Tags

, , , , , ,

There’s no doubt that some of the obvious forms of racism comes from the right side of the political aisle. However, whenever it’s exposed, some conservatives goes into deflective mode arguing that the left is guilty of racism more so than the right. We know it’s a way of avoiding any accountability of their part in the problem, but we can’t ignore that racism is not confined to only one end of the spectrum.

Recently, Chris Newman, a black farmer and owner of Sylvanaqua Farms, writes on his Facebook page about the kind of racism he faces. In response to the Love Trumps Hate rally held in Charlottesville to counter alt-right leader’s Richard Spencer’s rally held in the same place defending the statue of Confederate general Robert E. Lee that’s on the verge of being taken down Newman says that the racism he faces aren’t from usual white supremacists but from white liberals.

Usually, anything the alt-right does is picked for public ridicule and condemnation as it should be as their racism is in plain sight.
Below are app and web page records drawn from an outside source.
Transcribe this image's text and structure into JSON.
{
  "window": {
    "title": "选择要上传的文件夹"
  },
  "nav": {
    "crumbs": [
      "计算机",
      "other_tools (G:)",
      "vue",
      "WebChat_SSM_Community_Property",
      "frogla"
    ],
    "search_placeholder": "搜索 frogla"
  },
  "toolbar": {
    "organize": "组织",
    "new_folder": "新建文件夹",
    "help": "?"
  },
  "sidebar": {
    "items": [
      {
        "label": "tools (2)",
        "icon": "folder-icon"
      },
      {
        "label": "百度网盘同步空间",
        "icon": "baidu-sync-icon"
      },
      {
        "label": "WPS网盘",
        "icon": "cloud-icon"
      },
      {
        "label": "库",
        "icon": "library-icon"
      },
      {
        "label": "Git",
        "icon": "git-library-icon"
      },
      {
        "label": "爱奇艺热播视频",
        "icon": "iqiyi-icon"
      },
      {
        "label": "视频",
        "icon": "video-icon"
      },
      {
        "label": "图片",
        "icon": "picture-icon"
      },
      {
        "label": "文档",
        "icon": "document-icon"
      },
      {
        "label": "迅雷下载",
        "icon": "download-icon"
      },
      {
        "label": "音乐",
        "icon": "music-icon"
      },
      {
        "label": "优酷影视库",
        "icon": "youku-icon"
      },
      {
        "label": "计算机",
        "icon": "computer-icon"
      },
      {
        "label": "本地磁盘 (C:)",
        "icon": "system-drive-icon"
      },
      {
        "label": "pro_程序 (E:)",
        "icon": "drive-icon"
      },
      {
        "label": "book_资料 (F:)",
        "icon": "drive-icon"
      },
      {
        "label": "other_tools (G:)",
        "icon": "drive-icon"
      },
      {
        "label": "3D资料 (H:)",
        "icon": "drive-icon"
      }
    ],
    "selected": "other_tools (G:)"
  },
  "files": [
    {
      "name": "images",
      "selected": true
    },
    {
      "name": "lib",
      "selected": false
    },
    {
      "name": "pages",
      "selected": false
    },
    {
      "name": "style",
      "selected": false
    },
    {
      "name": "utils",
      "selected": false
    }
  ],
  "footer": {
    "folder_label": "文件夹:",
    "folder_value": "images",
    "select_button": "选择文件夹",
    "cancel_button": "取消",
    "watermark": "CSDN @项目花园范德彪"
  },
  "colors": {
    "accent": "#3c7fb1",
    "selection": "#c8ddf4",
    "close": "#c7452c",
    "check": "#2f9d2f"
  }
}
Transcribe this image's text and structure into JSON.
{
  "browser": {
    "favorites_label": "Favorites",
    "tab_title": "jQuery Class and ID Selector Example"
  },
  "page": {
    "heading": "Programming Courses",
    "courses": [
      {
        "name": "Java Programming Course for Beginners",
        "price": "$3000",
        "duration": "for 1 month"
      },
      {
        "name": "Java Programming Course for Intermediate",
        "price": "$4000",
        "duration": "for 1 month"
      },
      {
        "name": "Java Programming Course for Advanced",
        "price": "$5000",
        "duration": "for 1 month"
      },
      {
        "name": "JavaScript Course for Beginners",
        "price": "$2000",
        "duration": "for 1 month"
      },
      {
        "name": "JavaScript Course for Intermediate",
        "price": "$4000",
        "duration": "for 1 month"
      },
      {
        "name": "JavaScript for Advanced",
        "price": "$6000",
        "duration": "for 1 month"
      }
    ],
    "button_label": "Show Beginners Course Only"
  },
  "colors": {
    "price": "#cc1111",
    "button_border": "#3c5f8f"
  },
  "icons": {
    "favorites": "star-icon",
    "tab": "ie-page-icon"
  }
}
However, Newman shed some light on white progressives who appear to be fighting against hate, but have yet to face their own as their racism shows itself:

Newman went on to call out the subtle racism of his neighbors, who purport to be progressive and inclusive but have yet to acknowledge the fact that Charlottesville is, by his estimation, “the most aggressively segregated place” he’s ever lived in.

The farmer recounted that he’s been racially profiled and questioned by police several times after receiving “strange looks from a passerby.”

“It isn’t Richard Spencer calling the cops on me for farming while Black,” Newman wrote. “It’s nervous White women in yoga pants with ‘I’m with her’ and ‘Coexist’ stickers on their German SUVs.”

The farmer went on to suggest that residents of the town who are interested in racial progress should consider how to effect change in their own everyday lives.

“People are so busy going after that easy fix, going after that Confederate flag, that they’re not doing the hard thing, which is thinking, how did we get here, and how the hell do we dig out of institutional racism,” Newman wrote.

If anything, it shows that fighting racism doesn’t make you immune to being a racist, nor does it mean that you no longer have racist thoughts in your head. One can not be born in a racist society and not have racist or prejudiced views. If there are white people who are truly committed to dismantling this form of oppression, they need to examine themselves and face the very problem they’re supposedly against. People of color are sick of posers and talkers, those who act the part but would tremble in fear at the sight of a black man or would see a Latinx and secretly wonder if he(she) is in this country illegally. Bottom line, if you are indeed a white progressive, be one. Don’t just act like one to hide your hate.

Advertisements